• **Given information**
===============
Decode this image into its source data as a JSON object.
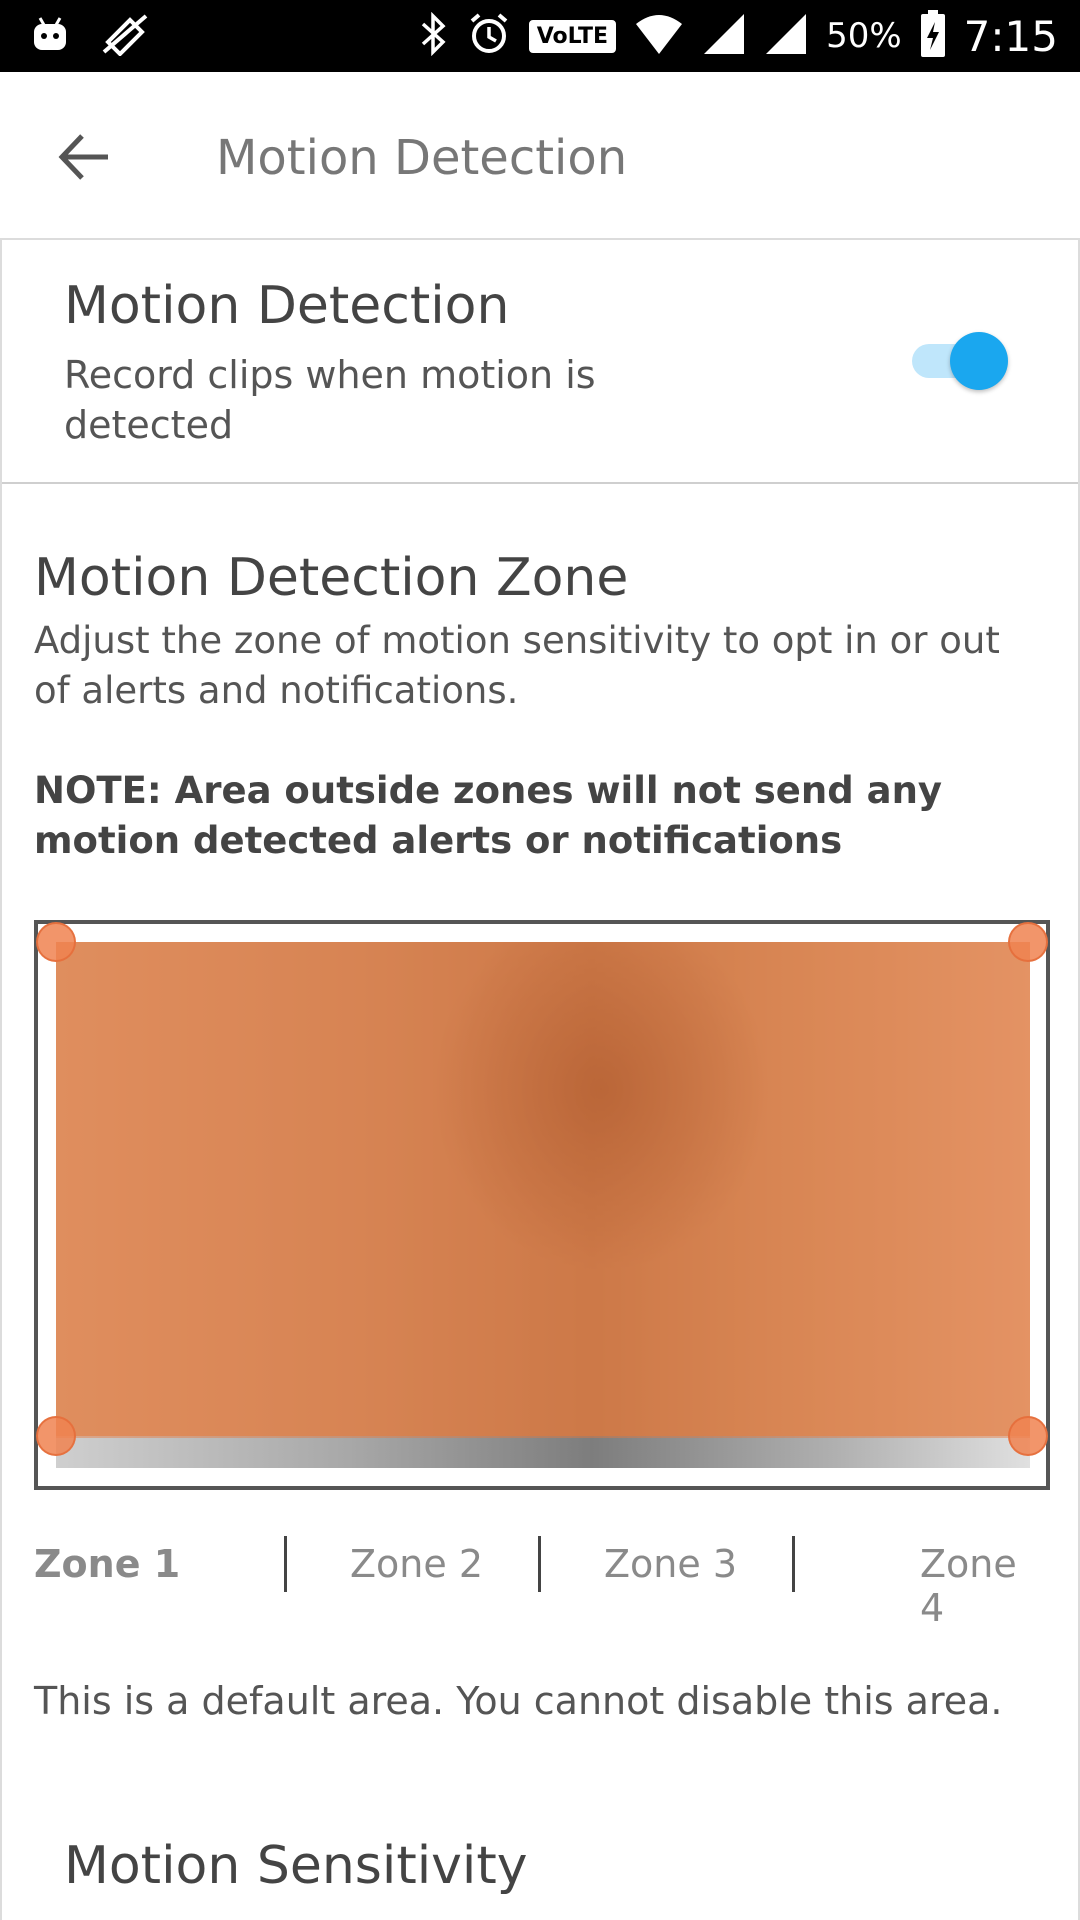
{
  "status_bar": {
    "battery_percent": "50%",
    "time": "7:15",
    "volte_label": "VoLTE",
    "icons": [
      "android-icon",
      "mute-icon",
      "bluetooth-icon",
      "alarm-icon",
      "wifi-icon",
      "signal-icon",
      "signal-icon",
      "battery-charging-icon"
    ]
  },
  "app_bar": {
    "title": "Motion Detection",
    "back_icon": "arrow-left-icon"
  },
  "motion_detection": {
    "title": "Motion Detection",
    "description": "Record clips when motion is detected",
    "enabled": true
  },
  "zone_section": {
    "title": "Motion Detection Zone",
    "description": "Adjust the zone of motion sensitivity to opt in or out of alerts and notifications.",
    "note": "NOTE: Area outside zones will not send any motion detected alerts or notifications"
  },
  "zone_tabs": [
    {
      "label": "Zone 1",
      "active": true
    },
    {
      "label": "Zone 2",
      "active": false
    },
    {
      "label": "Zone 3",
      "active": false
    },
    {
      "label": "Zone 4",
      "active": false
    }
  ],
  "default_area_note": "This is a default area. You cannot disable this area.",
  "sensitivity": {
    "title": "Motion Sensitivity"
  },
  "colors": {
    "accent": "#1aa7ef",
    "zone_overlay": "#e8783c"
  }
}
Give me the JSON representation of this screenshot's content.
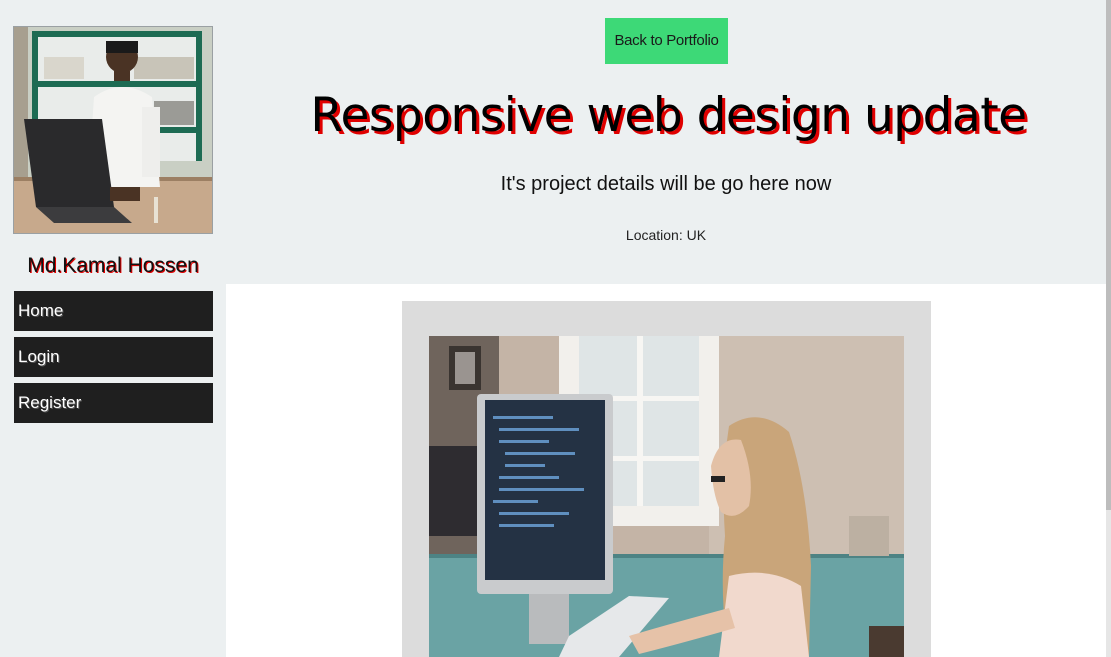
{
  "sidebar": {
    "profile_name": "Md.Kamal Hossen",
    "nav": [
      {
        "label": "Home"
      },
      {
        "label": "Login"
      },
      {
        "label": "Register"
      }
    ]
  },
  "header": {
    "back_button": "Back to Portfolio",
    "title": "Responsive web design update",
    "subtitle": "It's project details will be go here now",
    "location": "Location: UK"
  },
  "colors": {
    "background": "#ecf0f1",
    "back_button": "#3dd977",
    "nav_item": "#1f1f1f",
    "title_shadow": "#e00000"
  }
}
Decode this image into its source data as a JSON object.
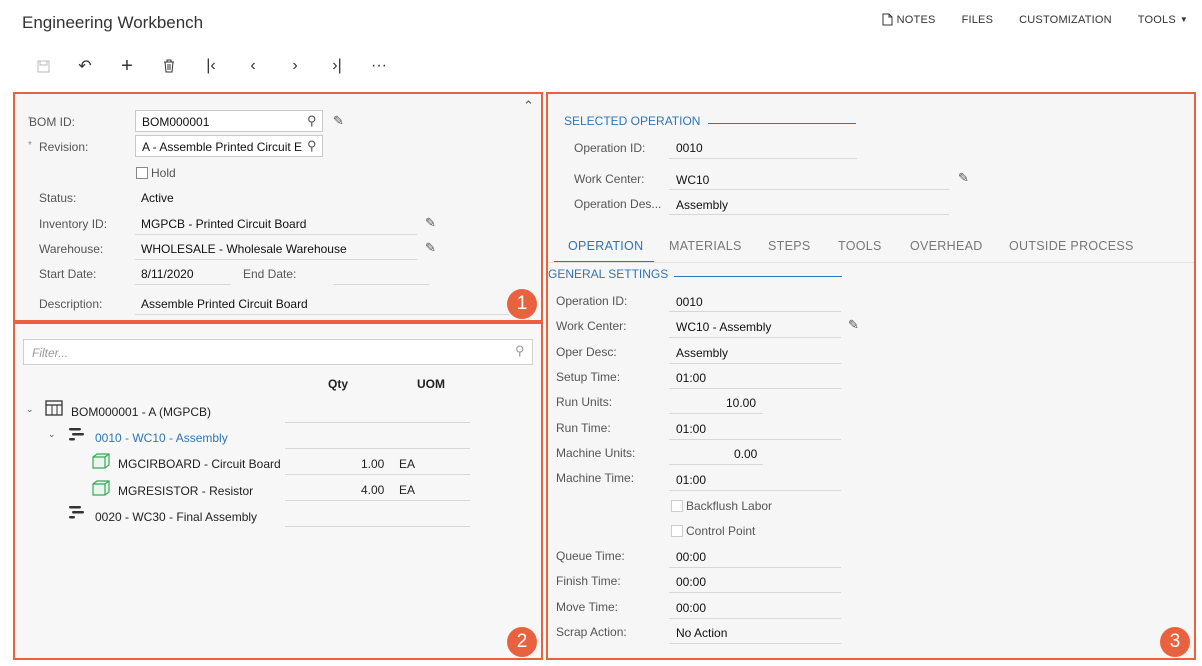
{
  "app": {
    "title": "Engineering Workbench",
    "topnav": {
      "notes": "NOTES",
      "files": "FILES",
      "customization": "CUSTOMIZATION",
      "tools": "TOOLS"
    },
    "toolbar": {
      "save_icon": "save-icon",
      "undo_icon": "undo-icon",
      "add_icon": "add-icon",
      "delete_icon": "trash-icon",
      "first_icon": "first-icon",
      "prev_icon": "prev-icon",
      "next_icon": "next-icon",
      "last_icon": "last-icon",
      "more_icon": "more-icon"
    }
  },
  "panel1": {
    "badge": "1",
    "bom_id_label": "BOM ID:",
    "bom_id": "BOM000001",
    "revision_label": "Revision:",
    "revision": "A - Assemble Printed Circuit E",
    "hold_label": "Hold",
    "status_label": "Status:",
    "status": "Active",
    "inventory_label": "Inventory ID:",
    "inventory": "MGPCB - Printed Circuit Board",
    "warehouse_label": "Warehouse:",
    "warehouse": "WHOLESALE - Wholesale Warehouse",
    "start_label": "Start Date:",
    "start": "8/11/2020",
    "end_label": "End Date:",
    "desc_label": "Description:",
    "desc": "Assemble Printed Circuit Board"
  },
  "panel2": {
    "badge": "2",
    "filter_placeholder": "Filter...",
    "col_qty": "Qty",
    "col_uom": "UOM",
    "root": "BOM000001 - A (MGPCB)",
    "op1": "0010 - WC10 - Assembly",
    "mat1": {
      "name": "MGCIRBOARD - Circuit Board",
      "qty": "1.00",
      "uom": "EA"
    },
    "mat2": {
      "name": "MGRESISTOR - Resistor",
      "qty": "4.00",
      "uom": "EA"
    },
    "op2": "0020 - WC30 - Final Assembly"
  },
  "panel3": {
    "badge": "3",
    "selected_header": "SELECTED OPERATION",
    "op_id_label": "Operation ID:",
    "op_id": "0010",
    "wc_label": "Work Center:",
    "wc": "WC10",
    "op_desc_label": "Operation Des...",
    "op_desc": "Assembly",
    "tabs": [
      "OPERATION",
      "MATERIALS",
      "STEPS",
      "TOOLS",
      "OVERHEAD",
      "OUTSIDE PROCESS"
    ],
    "general_header": "GENERAL SETTINGS",
    "fields": {
      "op_id_label": "Operation ID:",
      "op_id": "0010",
      "wc_label": "Work Center:",
      "wc": "WC10 - Assembly",
      "desc_label": "Oper Desc:",
      "desc": "Assembly",
      "setup_label": "Setup Time:",
      "setup": "01:00",
      "run_units_label": "Run Units:",
      "run_units": "10.00",
      "run_time_label": "Run Time:",
      "run_time": "01:00",
      "machine_units_label": "Machine Units:",
      "machine_units": "0.00",
      "machine_time_label": "Machine Time:",
      "machine_time": "01:00",
      "backflush_label": "Backflush Labor",
      "control_label": "Control Point",
      "queue_label": "Queue Time:",
      "queue": "00:00",
      "finish_label": "Finish Time:",
      "finish": "00:00",
      "move_label": "Move Time:",
      "move": "00:00",
      "scrap_label": "Scrap Action:",
      "scrap": "No Action"
    }
  },
  "colors": {
    "accent": "#2f75b5",
    "highlight": "#e8623f"
  }
}
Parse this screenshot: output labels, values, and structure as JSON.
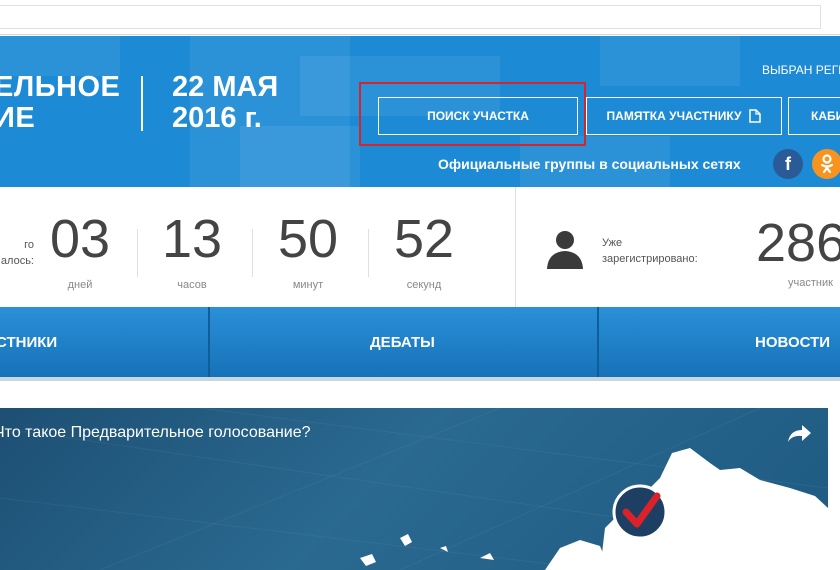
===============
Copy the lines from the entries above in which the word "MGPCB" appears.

    "inventory": "MGPCB - Printed Circuit Board",
    "root": "BOM000001 - A (MGPCB)",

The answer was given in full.